- [Directions]:
In the listing below, find each line with the string "structured" and return it.

+ + +

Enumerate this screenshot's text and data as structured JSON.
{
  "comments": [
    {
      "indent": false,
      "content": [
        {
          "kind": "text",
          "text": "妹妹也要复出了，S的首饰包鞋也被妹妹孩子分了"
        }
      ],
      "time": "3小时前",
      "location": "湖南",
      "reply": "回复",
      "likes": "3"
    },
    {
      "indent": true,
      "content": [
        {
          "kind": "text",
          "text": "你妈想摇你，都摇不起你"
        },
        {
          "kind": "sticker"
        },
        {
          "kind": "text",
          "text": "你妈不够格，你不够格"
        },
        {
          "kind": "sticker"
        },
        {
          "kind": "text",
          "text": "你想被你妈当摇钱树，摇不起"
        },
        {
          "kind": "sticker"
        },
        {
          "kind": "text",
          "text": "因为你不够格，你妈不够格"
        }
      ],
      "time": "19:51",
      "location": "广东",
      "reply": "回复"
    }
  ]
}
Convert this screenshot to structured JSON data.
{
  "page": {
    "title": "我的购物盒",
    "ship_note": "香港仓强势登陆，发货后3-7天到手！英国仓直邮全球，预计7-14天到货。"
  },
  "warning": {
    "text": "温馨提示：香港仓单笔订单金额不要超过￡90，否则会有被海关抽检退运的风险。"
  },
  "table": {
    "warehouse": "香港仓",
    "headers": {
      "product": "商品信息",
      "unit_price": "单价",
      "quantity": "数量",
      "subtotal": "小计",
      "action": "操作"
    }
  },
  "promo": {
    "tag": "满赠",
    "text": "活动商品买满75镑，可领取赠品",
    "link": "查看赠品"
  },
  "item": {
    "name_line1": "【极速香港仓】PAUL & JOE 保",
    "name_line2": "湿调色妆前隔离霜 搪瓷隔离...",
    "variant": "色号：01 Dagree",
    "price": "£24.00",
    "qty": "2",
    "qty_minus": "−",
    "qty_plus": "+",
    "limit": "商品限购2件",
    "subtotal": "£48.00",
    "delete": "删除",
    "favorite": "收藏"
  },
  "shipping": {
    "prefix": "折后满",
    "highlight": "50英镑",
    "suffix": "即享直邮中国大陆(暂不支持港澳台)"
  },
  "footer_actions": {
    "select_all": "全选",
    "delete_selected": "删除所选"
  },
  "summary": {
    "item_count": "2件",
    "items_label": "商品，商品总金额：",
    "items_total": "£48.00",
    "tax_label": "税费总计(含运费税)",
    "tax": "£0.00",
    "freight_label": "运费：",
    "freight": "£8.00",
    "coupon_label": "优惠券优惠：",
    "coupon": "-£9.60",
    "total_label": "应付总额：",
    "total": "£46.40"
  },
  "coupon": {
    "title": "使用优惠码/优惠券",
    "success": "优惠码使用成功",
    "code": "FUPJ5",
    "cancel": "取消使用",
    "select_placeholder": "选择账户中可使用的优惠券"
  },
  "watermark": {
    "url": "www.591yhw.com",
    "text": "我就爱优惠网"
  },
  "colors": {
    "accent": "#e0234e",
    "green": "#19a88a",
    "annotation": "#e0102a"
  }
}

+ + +

- [Answer box]:
Enumerate this screenshot's text and data as structured JSON.
Convert this screenshot to structured JSON data.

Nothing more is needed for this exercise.